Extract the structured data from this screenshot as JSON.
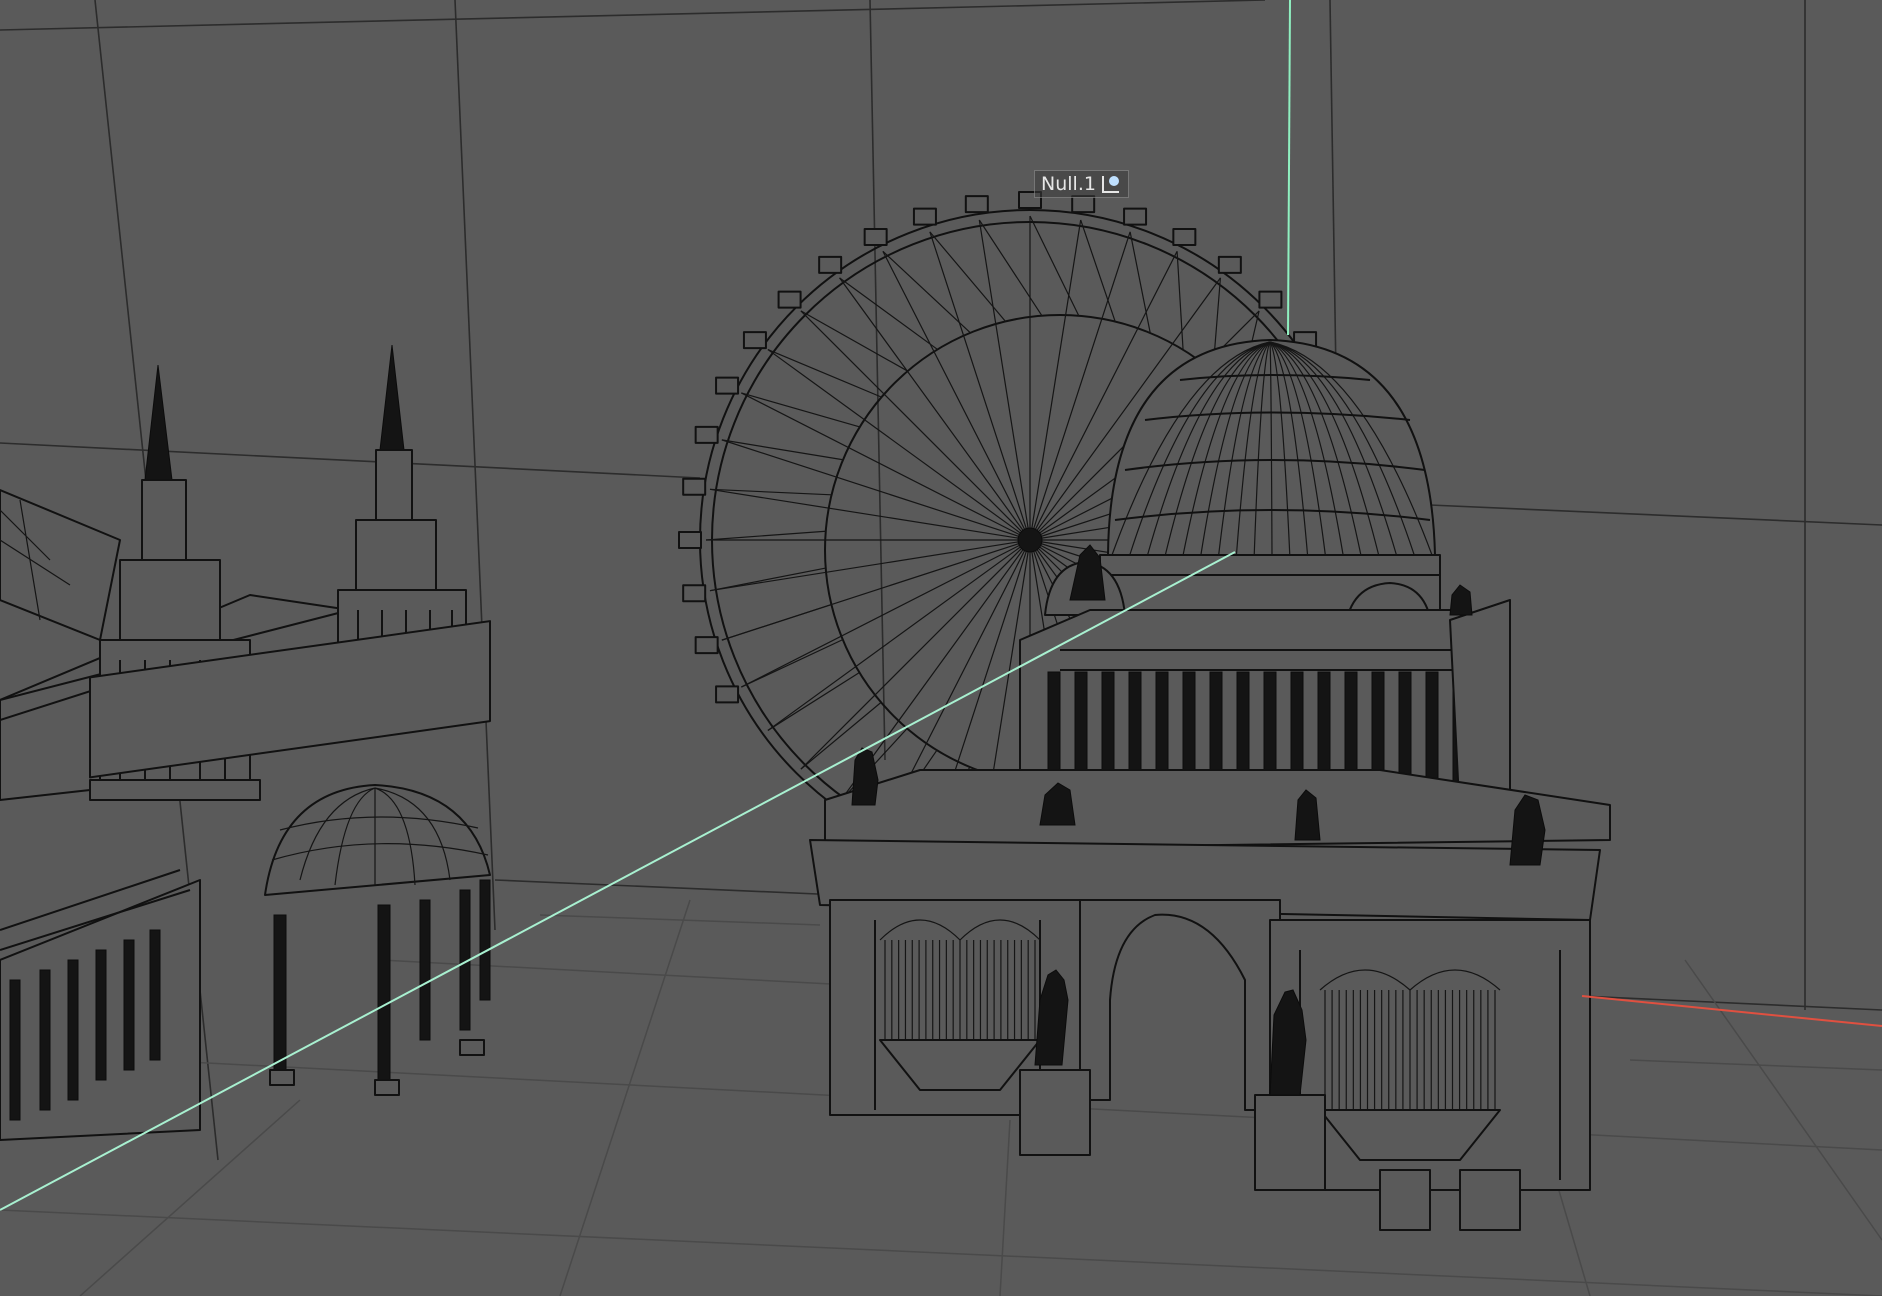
{
  "viewport": {
    "object_label": "Null.1",
    "object_icon": "null-object-icon",
    "colors": {
      "background": "#5a5a5a",
      "axis_y": "#8ff0c0",
      "axis_x": "#e05040",
      "axis_z": "#a8f0d0",
      "wireframe": "#111111",
      "grid": "#2c2c2c"
    }
  }
}
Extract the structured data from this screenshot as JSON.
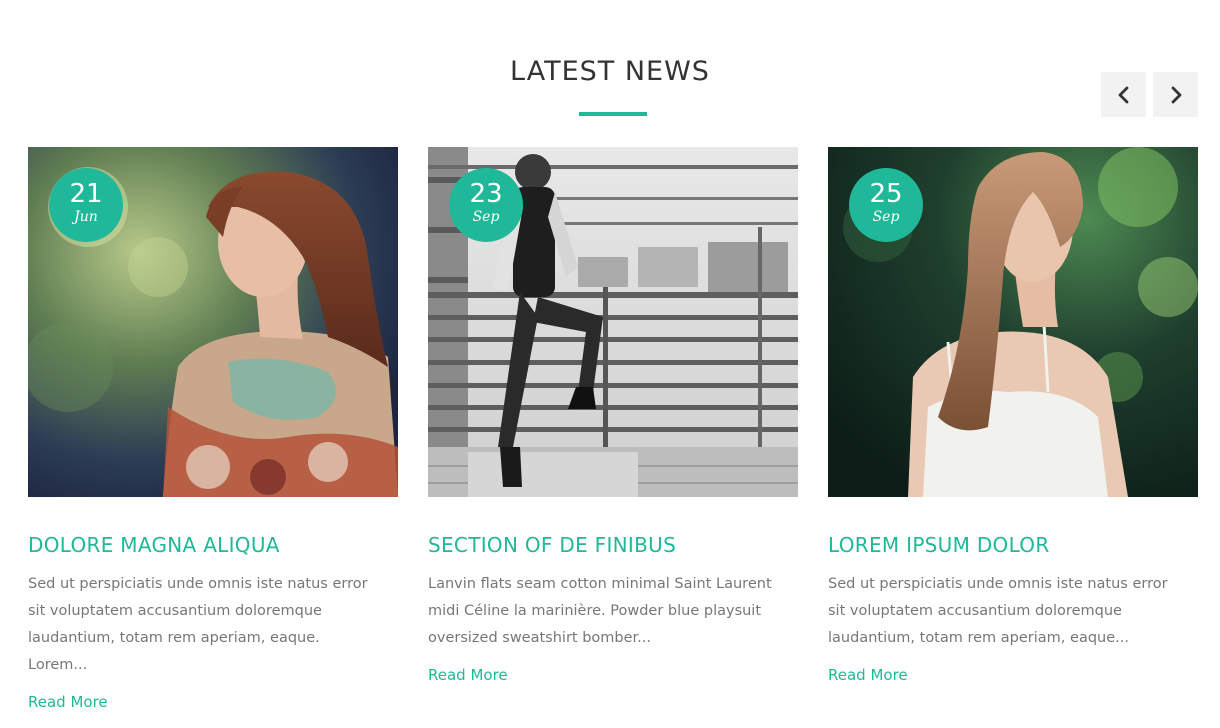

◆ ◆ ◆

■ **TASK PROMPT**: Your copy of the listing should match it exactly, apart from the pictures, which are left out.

■ **TASK OUTPUT**:
Extract the structured data from this screenshot as JSON.
{
  "viewport": {
    "object_label": "Null.1",
    "object_icon": "null-object-icon",
    "colors": {
      "background": "#5a5a5a",
      "axis_y": "#8ff0c0",
      "axis_x": "#e05040",
      "axis_z": "#a8f0d0",
      "wireframe": "#111111",
      "grid": "#2c2c2c"
    }
  }
}
Extract the structured data from this screenshot as JSON.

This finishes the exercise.